Object name: NGC1070

Designation(s): NGC1070,

NGC 1070 is a face on spiral galaxy in the head of Cetus about 180 million light-years distant. It is classified as Sb by NED and S?? by Seligman. It has either a very faint thin outer arm or a thin ring. I\'d hoped to bring it out but see the night had cloud issues that cut my photon capture to about half what it would have been without the clouds. The ring or arm can be faintly traced from a knot at the top of the galaxy around through the star above the 1 in NGC 1070. Further hints can be seen around through a faint galaxy off the bottom of NGC 1070. A bit better image of it can be seen at http://cseligman.com/text/atlas/ngc1070.jpg but it doesn\'t catch it much better than I did.

Besides the clouds the seeing was poor so this isn\'t a very good image.
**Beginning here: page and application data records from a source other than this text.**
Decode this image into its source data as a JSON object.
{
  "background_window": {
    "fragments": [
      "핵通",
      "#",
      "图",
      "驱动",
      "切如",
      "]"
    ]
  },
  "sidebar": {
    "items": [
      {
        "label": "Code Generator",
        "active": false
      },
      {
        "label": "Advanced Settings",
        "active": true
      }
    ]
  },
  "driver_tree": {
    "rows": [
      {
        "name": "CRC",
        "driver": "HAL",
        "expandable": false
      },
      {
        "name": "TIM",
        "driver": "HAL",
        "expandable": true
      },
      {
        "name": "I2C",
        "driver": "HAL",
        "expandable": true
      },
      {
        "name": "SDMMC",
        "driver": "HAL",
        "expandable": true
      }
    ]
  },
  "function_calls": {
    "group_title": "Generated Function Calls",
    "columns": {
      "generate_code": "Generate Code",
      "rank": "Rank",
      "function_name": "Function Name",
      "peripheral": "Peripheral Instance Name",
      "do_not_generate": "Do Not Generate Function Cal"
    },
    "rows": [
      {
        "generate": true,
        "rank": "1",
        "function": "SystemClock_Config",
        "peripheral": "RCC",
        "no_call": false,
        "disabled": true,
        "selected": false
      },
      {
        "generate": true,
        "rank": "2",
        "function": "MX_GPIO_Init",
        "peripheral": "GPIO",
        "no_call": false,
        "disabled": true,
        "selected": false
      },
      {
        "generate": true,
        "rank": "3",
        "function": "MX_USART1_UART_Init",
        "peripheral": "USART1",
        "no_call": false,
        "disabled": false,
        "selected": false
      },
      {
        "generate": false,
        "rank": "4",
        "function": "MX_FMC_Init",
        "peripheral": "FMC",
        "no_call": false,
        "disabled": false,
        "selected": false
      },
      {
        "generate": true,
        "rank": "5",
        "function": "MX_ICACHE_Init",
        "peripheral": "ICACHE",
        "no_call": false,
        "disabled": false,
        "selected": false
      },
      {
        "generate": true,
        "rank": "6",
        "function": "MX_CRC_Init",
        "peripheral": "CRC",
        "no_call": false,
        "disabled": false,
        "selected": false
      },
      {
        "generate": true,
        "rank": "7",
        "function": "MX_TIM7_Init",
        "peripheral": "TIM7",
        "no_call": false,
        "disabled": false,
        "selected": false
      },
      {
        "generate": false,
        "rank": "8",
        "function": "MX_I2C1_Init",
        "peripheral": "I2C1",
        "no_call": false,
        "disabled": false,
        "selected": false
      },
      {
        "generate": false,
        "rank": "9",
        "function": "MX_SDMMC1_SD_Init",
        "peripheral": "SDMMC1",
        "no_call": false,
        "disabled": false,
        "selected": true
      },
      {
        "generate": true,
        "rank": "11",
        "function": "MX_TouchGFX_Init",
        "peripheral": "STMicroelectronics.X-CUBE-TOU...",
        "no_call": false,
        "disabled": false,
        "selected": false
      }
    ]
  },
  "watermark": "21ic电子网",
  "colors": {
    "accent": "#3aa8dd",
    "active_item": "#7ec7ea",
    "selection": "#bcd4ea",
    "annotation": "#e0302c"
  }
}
I didn\'t see it until too late to retake it this year so this will have to do until I can try again, if I ever do. It was discovered by William Herschel on December 13, 1784. It is in the second Herschel 400 observing program.

Being near the Zone of Avoidance I found little on the background galaxies. One, PGC 010350 appears to be a small companion as its redshift is similar. I measure the galaxy including the part of the arm or ring I can catch at about 160,000 light-years. Others seeing more of the ring or arm say 170,000 light-years. PGC 010350 is about 35,000 light-years across. I found no classification for it. Their projected separation is about 560,000 light-years assuming both are at the same distance, not likely so this gives a minimum separation. So is it responsible for the odd arm or ring on NGC 1070? I found nothing on this. In fact, I found little on either galaxy.

The annotated image shows what few galaxies NED listed in the field, even those without redshift information. Most background galaxies remain unlabeled as they weren\'t in NED or SIMBAD.

The field is only about 10.4 degrees south of the ecliptic yet no asteroids down to magnitude 21.0 are in the field. Two were just out of the field, however, both 21st magnitude. Conditions were so poor I doubt I could have picked them up even if they had been in the field.

14\" LX200R @ f/10, L=4x10\' RGB=2x10\', STL-11000XM, Paramount ME